Character Above All: Ten presidents from FDR to George Bush
Wilson, Robert A., ed., Tom Wicker, “Richard M. Nixon"
Simon & Schuster, 1995
pp. 135 - 139
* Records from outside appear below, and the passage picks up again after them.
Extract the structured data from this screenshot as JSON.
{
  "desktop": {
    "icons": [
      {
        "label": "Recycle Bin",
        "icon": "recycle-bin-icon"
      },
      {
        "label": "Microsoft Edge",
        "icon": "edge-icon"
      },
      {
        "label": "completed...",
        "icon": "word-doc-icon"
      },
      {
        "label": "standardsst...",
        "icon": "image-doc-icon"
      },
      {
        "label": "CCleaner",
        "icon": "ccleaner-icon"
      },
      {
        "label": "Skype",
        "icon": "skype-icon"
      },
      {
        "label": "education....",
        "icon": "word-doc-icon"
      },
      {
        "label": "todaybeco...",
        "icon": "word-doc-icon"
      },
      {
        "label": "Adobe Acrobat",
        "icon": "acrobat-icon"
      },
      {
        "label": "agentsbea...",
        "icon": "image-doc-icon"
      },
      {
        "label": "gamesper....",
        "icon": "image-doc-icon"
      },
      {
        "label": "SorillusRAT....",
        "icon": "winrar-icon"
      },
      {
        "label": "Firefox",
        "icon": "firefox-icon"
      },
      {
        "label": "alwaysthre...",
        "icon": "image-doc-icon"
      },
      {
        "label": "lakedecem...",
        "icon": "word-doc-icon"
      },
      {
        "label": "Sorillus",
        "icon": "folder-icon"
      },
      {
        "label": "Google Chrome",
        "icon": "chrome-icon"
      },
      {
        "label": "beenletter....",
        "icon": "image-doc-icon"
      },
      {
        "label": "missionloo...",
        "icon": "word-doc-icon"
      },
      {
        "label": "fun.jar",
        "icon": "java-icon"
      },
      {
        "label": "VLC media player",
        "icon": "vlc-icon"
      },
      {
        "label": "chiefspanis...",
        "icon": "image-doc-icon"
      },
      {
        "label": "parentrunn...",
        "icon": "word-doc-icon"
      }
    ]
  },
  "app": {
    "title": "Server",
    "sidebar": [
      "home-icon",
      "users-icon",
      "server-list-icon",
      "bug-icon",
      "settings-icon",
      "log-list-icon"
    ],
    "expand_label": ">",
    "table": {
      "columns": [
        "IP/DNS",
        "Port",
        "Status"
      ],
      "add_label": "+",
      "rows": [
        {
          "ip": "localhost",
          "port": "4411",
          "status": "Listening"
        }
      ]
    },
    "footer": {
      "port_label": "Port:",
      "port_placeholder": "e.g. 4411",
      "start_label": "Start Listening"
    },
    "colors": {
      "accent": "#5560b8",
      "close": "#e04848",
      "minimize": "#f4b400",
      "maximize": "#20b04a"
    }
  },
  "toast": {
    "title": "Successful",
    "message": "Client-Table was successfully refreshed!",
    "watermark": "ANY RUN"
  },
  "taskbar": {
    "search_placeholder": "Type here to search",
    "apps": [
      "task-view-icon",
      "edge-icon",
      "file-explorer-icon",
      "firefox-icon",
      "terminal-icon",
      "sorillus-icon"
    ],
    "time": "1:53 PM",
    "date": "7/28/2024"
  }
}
p. 135 He came from economically low status in Whittier, CA: he hated waiting on customers in his father’s grocery store and felt embarrassed by his loud, cantankerous, and impecunious dad. He made ‘”near-suicidal attempts” to make the Whittier College football team and failed. He couldn’t get dates: girls found him awkward and unglamorous. He worked his way through Duke Law School but was rejected by big New York law firms to which he applied on graduation, finally accepting a position in a small Whittier firm. “He was an introvert in a sphere of extroverts, a have-not among haves. And he showed it–nervousness, perspiration, dancing by the numbers, gestures always a little contrived and out of synch. A decade after he resigned the presidency, he told Ken Clawson: ‘What starts the process really are laughs and slights and snubs when you are a kid . . . . But if you are reasonably intelligent and if your anger is deep enough and strong enough you learn that you can change those attitudes by excellence, personal gut performance, while those who have everything are sitting on their fat butts.’ P. 138: He was betrayed early on by somebody and never trusted after that. He sowed mistrust and reaped it. P. 139 “Solitude was Richard Nixon’s chosen environment, his reward in victory, his solace in defeat. He often made secrecy the natural extension of his solitude, confiding in few, taking counsel of few, trusting even fewer. He had no true friends. Nobody to trust. Nobody to pour himself out to.”